You never ran a NASCAR event, but did some IROC races. Did you ever think of crossing over to NASCAR racing?
“I had some opportunities early on. Back in the day, USAC had a stock-car program that was similar to NASCAR’s and I ran a couple of races for a couple of guys, just messing around. I think one was at Michigan and one was at Milwaukee. And then I ran a lot of the IROC Series. I loved the stock cars, they were a lot of fun. But there was only one way I was going to do it and that was to get totally out of IndyCar and get in with both feet and get with the right people and the right equipment. I would have really had to work at it, but there were some opportunities. I loved driving them, but I did like the Indy car better.”
Could Harvick have crossed over into IndyCar racing?
“He’d have done very well. He’s a racer. He would do very well because he’s a racer. He’s got a very good feel. The big thing for me, the difference between the stock cars and the Indy cars, is that the cars talk to you. You get in a different car and you take it out and you listen to it and do what it wants.
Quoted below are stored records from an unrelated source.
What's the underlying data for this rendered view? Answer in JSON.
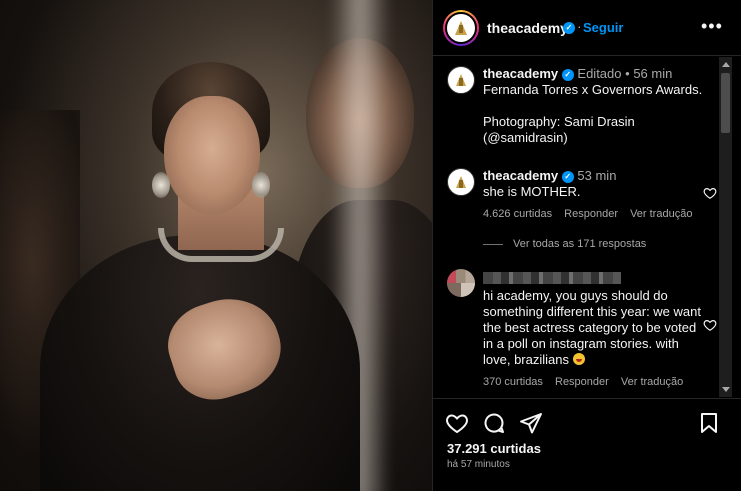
{
  "post": {
    "username": "theacademy",
    "follow_label": "Seguir",
    "more_label": "•••",
    "likes": "37.291 curtidas",
    "time_ago": "há 57 minutos"
  },
  "caption": {
    "username": "theacademy",
    "edited": "Editado",
    "separator": "•",
    "time": "56 min",
    "text": "Fernanda Torres x Governors Awards.\n\nPhotography: Sami Drasin\n(@samidrasin)"
  },
  "comments": [
    {
      "username": "theacademy",
      "time": "53 min",
      "text": "she is MOTHER.",
      "likes": "4.626 curtidas",
      "reply": "Responder",
      "translate": "Ver tradução"
    },
    {
      "username": "",
      "time": "",
      "text": "hi academy, you guys should do something different this year: we want the best actress category to be voted in a poll on instagram stories. with love, brazilians",
      "likes": "370 curtidas",
      "reply": "Responder",
      "translate": "Ver tradução"
    }
  ],
  "view_replies": "Ver todas as 171 respostas",
  "icons": {
    "like": "heart-icon",
    "comment": "comment-icon",
    "share": "send-icon",
    "save": "bookmark-icon",
    "verified": "verified-badge-icon"
  },
  "colors": {
    "accent": "#0095f6",
    "muted": "#a8a8a8",
    "background": "#000000"
  }
}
The way I always explain it is, the stock cars yell at you, the Indy car whispers to you. It would just take time and laps in an Indy car, but he could do that because he’s a driver. He wouldn’t have any trouble. It’s just getting the laps and the experience.”
You and Harvick are similar in that you know the race is won at the end, not at the beginning. Can you talk about how you and Harvick are similar in that regard?
“To me, it was common sense, and I don’t like pain (laughs). You don’t take the risk until it’s time. You do what’s necessary when it’s necessary. But when do you and when do you not? It’s amazing how many guys don’t understand that. I only needed to lead one lap – and I didn’t even need to lead all of it. There’s only one way to win and that’s to finish. I’ve watched (Kevin) over the years, and he runs smart. That’s what I always called running smart. Plus, you don’t want to show your hand all the time. You keep a little in reserve until after the last stop so no one can make any changes and you say, ‘OK guys, he’s what we’ve got.’ If they think they’ve got you covered, they won’t take as many risks on that last stop.”